People, plants, then profits. That’s the hierarchy of concerns for Irv Cernauskas and Shelly Herman, whose eco-conscious grocery service, Fresh Picks, delivers roughly 20,000 pounds of local and organic produce weekly to homes across Chicagoland. Though they fill out their selection with out-of-state organic purchases, many of Fresh Picks’ suppliers are local. In 2012, Shelly said, they purchased more than $750,000 worth of produce directly from small area farms.
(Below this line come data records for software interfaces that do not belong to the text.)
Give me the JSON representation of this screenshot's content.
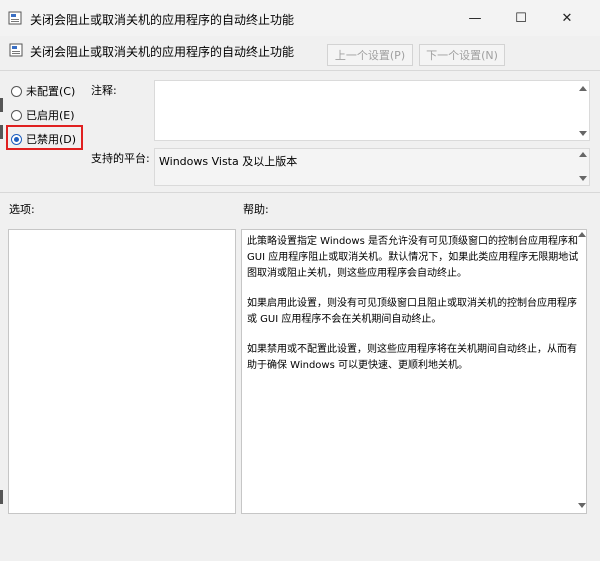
{
  "window": {
    "title": "关闭会阻止或取消关机的应用程序的自动终止功能",
    "minimize_glyph": "—",
    "maximize_glyph": "☐",
    "close_glyph": "✕"
  },
  "header": {
    "policy_title": "关闭会阻止或取消关机的应用程序的自动终止功能",
    "prev_label": "上一个设置(P)",
    "next_label": "下一个设置(N)"
  },
  "options": {
    "not_configured": "未配置(C)",
    "enabled": "已启用(E)",
    "disabled": "已禁用(D)",
    "selected": "disabled"
  },
  "comment": {
    "label": "注释:",
    "value": ""
  },
  "platform": {
    "label": "支持的平台:",
    "value": "Windows Vista 及以上版本"
  },
  "sections": {
    "options_label": "选项:",
    "help_label": "帮助:"
  },
  "help": {
    "paragraphs": [
      "此策略设置指定 Windows 是否允许没有可见顶级窗口的控制台应用程序和 GUI 应用程序阻止或取消关机。默认情况下，如果此类应用程序无限期地试图取消或阻止关机，则这些应用程序会自动终止。",
      "如果启用此设置，则没有可见顶级窗口且阻止或取消关机的控制台应用程序或 GUI 应用程序不会在关机期间自动终止。",
      "如果禁用或不配置此设置，则这些应用程序将在关机期间自动终止，从而有助于确保 Windows 可以更快速、更顺利地关机。"
    ]
  },
  "colors": {
    "highlight_box": "#e02020",
    "radio_accent": "#1f5fbf"
  }
}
For instance, on their website, customers can currently order sweet scarlet or gold turnips from Harmony Valley Farm in Viroqua, Wisconsin, and russet or yukon gold potatoes from Igl Farms in Antigo, Wisconsin.
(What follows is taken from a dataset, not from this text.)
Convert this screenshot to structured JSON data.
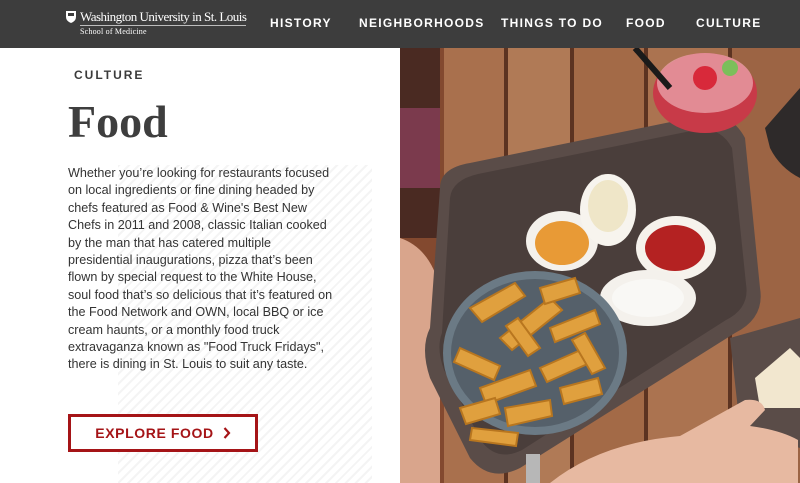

Groupon caught up with the duo to chat about its unconventional approach to organic produce.
Q&A with Irv Cernauskas and Shelly Herman, Owners of Fresh Picks
Tell us a little about Fresh Picks’ mission.
Shelly: We often like to say that our mission is to feed more people healthier food. Healthy food means that it is grown sustainably. The local piece is also important because we’re not having food travel so far.
Irv: When the food is allowed to grow in the field for longer and picked when it’s ripe, it has more nutrients. And it’s tastier because nutrients are what makes for flavor. That’s why those cardboard tomatoes don’t taste like anything—nothing in 'em!
Shelly: We work on the "more [people]" part by focusing on affordability and convenience.
How are you different from a CSA?
Irv: It really is an effort on our part to offer more choice and flexibility and convenience and customer service. You can order what you want, when you want. So we have an option for the customer to select their own mix [or go à la carte]; they don’t have to select a box.
Shelly: [Going back to affordability,] with a CSA, you sign up for the whole season and you pay it up front—not everyone can afford that. We’re pay as you go.
Irv: There’s also the convenience factor. [Most CSAs make you come to a pickup location to get your box every week, but we deliver.] If you have mobility challenges or you’re busy or it’s raining and you don’t feel like going to your pickup location, no problem, because we deliver to your home.
Shelly: I do want to say that if people really want to connect with one farm, [and they have the money and the time to do so, then] they should absolutely do that. It’s a wonderful relationship and we’re [only] trying to provide for the other people where that doesn’t work. I don’t want any of this to come off [as being anti-CSA].
How do you find new growers to work with? Do you visit the farms? How many new ones do you add each year?
Irv: It’s a really close relationship, and in many cases, the growers have become close friends. It’s really what makes the business fun. I go to farm conferences and meet-the-grower events. Shelly: These really are people we share values with [and make] a lot of handshakes with. We don’t have written contracts with [them]. It’s all just a value relationship. [And] we probably work with over 100 small Midwestern farms at this point. Irv: It’s a collaborative spirit we bring to this business. We aren’t just looking for the cheapest carrot every week, where you can jilt the grower who sold you the carrots the week before. We really go the extra mile for each other. ... It’s a longer-term thing than just trying to get the best deal we can this week.
Any plans to expand? For instance, I see you guys put up that you’re starting to sell fresh milk this week.
Shelly: Oh yes, the milk! That’s very exciting.
Irv: We’ve offered milk in plastic bottles from the beginning, but this is our first week offering the glass-bottle option. The market speaks—people want it, and we try to understand what our customers want.
Shelly: Some people want the glass bottle because they don’t want to consume anything that’s been in plastic. Some people like how glass bottles keep the milk really chilled. ... It took a while to find a glass-bottle milk that is organic—this is the only one available in the Chicagoland area. The other ones, like Oberweis, don’t have the growth hormone, but they’re not organic, so the cows could be eating GMO feed and stuff like that.
Photo courtesy of Fresh Picks
Nathalie is a writer and editor on the Guide's food team. Originally from Virginia, she now lives in Chicago, where she regularly indulges her love of tortas, bibimbap, and Cheez-Its. Follow her on Twitter @maviswillsaveus.